(Data records for software interfaces)
────────────────────────────────────────

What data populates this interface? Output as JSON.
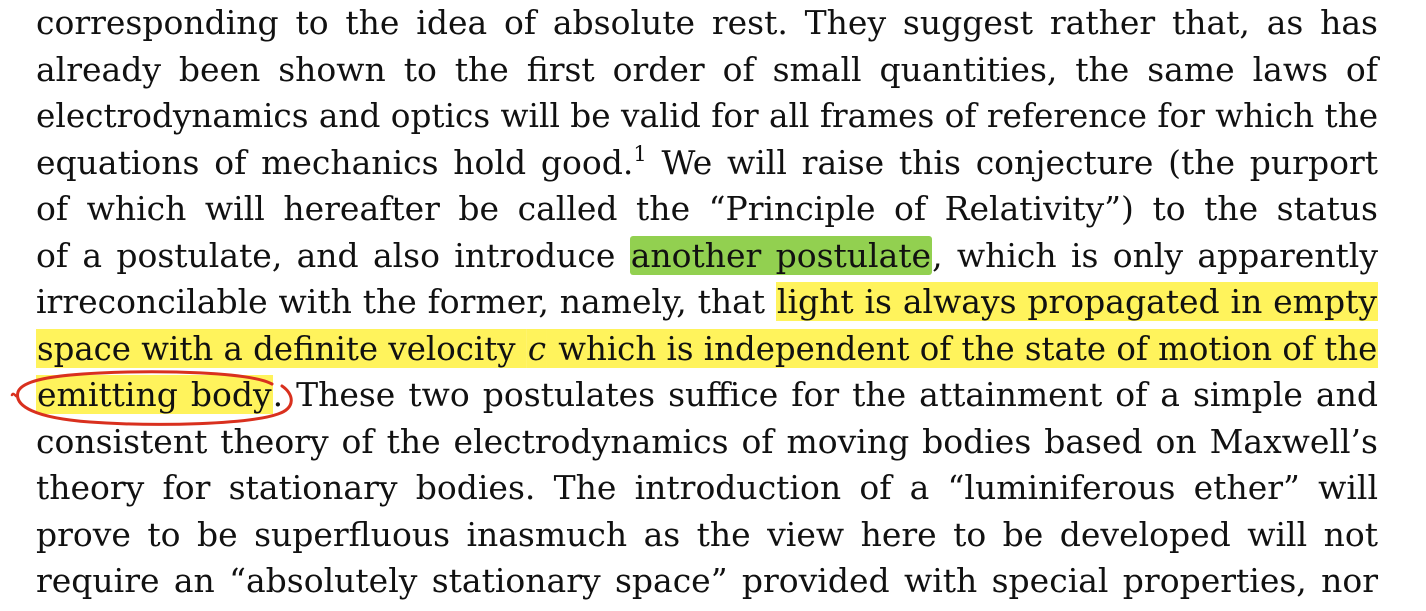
{
  "document": {
    "lines": [
      {
        "segments": [
          {
            "text": "corresponding to the idea of absolute rest.  They suggest rather that, as has",
            "style": "plain"
          }
        ]
      },
      {
        "segments": [
          {
            "text": "already been shown to the first order of small quantities, the same laws of",
            "style": "plain"
          }
        ]
      },
      {
        "segments": [
          {
            "text": "electrodynamics and optics will be valid for all frames of reference for which the",
            "style": "plain"
          }
        ]
      },
      {
        "segments": [
          {
            "text": "equations of mechanics hold good.",
            "style": "plain"
          },
          {
            "text": "1",
            "style": "sup"
          },
          {
            "text": "  We will raise this conjecture (the purport",
            "style": "plain"
          }
        ]
      },
      {
        "segments": [
          {
            "text": "of which will hereafter be called the “Principle of Relativity”) to the status",
            "style": "plain"
          }
        ]
      },
      {
        "segments": [
          {
            "text": "of a postulate, and also introduce ",
            "style": "plain"
          },
          {
            "text": "another postulate",
            "style": "green"
          },
          {
            "text": ", which is only apparently",
            "style": "plain"
          }
        ]
      },
      {
        "segments": [
          {
            "text": "irreconcilable with the former, namely, that ",
            "style": "plain"
          },
          {
            "text": "light is always propagated in empty",
            "style": "yellow"
          }
        ]
      },
      {
        "segments": [
          {
            "text": "space with a definite velocity ",
            "style": "yellow"
          },
          {
            "text": "c",
            "style": "yellow-italic"
          },
          {
            "text": " which is independent of the state of motion of the",
            "style": "yellow"
          }
        ]
      },
      {
        "segments": [
          {
            "text": "emitting body",
            "style": "yellow"
          },
          {
            "text": ". These two postulates suffice for the attainment of a simple and",
            "style": "plain"
          }
        ]
      },
      {
        "segments": [
          {
            "text": "consistent theory of the electrodynamics of moving bodies based on Maxwell’s",
            "style": "plain"
          }
        ]
      },
      {
        "segments": [
          {
            "text": "theory for stationary bodies.  The introduction of a “luminiferous ether” will",
            "style": "plain"
          }
        ]
      },
      {
        "segments": [
          {
            "text": "prove to be superfluous inasmuch as the view here to be developed will not",
            "style": "plain"
          }
        ]
      },
      {
        "segments": [
          {
            "text": "require an “absolutely stationary space” provided with special properties, nor",
            "style": "plain"
          }
        ]
      }
    ]
  },
  "colors": {
    "green_highlight": "#92d050",
    "yellow_highlight": "#fff35c",
    "circle_annotation": "#d9301e",
    "text": "#111111"
  },
  "annotations": {
    "circle_icon": "red-hand-drawn-circle-icon"
  }
}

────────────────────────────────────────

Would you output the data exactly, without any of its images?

What data populates this interface? Output as JSON.
{
  "document": {
    "lines": [
      {
        "segments": [
          {
            "text": "corresponding to the idea of absolute rest.  They suggest rather that, as has",
            "style": "plain"
          }
        ]
      },
      {
        "segments": [
          {
            "text": "already been shown to the first order of small quantities, the same laws of",
            "style": "plain"
          }
        ]
      },
      {
        "segments": [
          {
            "text": "electrodynamics and optics will be valid for all frames of reference for which the",
            "style": "plain"
          }
        ]
      },
      {
        "segments": [
          {
            "text": "equations of mechanics hold good.",
            "style": "plain"
          },
          {
            "text": "1",
            "style": "sup"
          },
          {
            "text": "  We will raise this conjecture (the purport",
            "style": "plain"
          }
        ]
      },
      {
        "segments": [
          {
            "text": "of which will hereafter be called the “Principle of Relativity”) to the status",
            "style": "plain"
          }
        ]
      },
      {
        "segments": [
          {
            "text": "of a postulate, and also introduce ",
            "style": "plain"
          },
          {
            "text": "another postulate",
            "style": "green"
          },
          {
            "text": ", which is only apparently",
            "style": "plain"
          }
        ]
      },
      {
        "segments": [
          {
            "text": "irreconcilable with the former, namely, that ",
            "style": "plain"
          },
          {
            "text": "light is always propagated in empty",
            "style": "yellow"
          }
        ]
      },
      {
        "segments": [
          {
            "text": "space with a definite velocity ",
            "style": "yellow"
          },
          {
            "text": "c",
            "style": "yellow-italic"
          },
          {
            "text": " which is independent of the state of motion of the",
            "style": "yellow"
          }
        ]
      },
      {
        "segments": [
          {
            "text": "emitting body",
            "style": "yellow"
          },
          {
            "text": ". These two postulates suffice for the attainment of a simple and",
            "style": "plain"
          }
        ]
      },
      {
        "segments": [
          {
            "text": "consistent theory of the electrodynamics of moving bodies based on Maxwell’s",
            "style": "plain"
          }
        ]
      },
      {
        "segments": [
          {
            "text": "theory for stationary bodies.  The introduction of a “luminiferous ether” will",
            "style": "plain"
          }
        ]
      },
      {
        "segments": [
          {
            "text": "prove to be superfluous inasmuch as the view here to be developed will not",
            "style": "plain"
          }
        ]
      },
      {
        "segments": [
          {
            "text": "require an “absolutely stationary space” provided with special properties, nor",
            "style": "plain"
          }
        ]
      }
    ]
  },
  "colors": {
    "green_highlight": "#92d050",
    "yellow_highlight": "#fff35c",
    "circle_annotation": "#d9301e",
    "text": "#111111"
  },
  "annotations": {
    "circle_icon": "red-hand-drawn-circle-icon"
  }
}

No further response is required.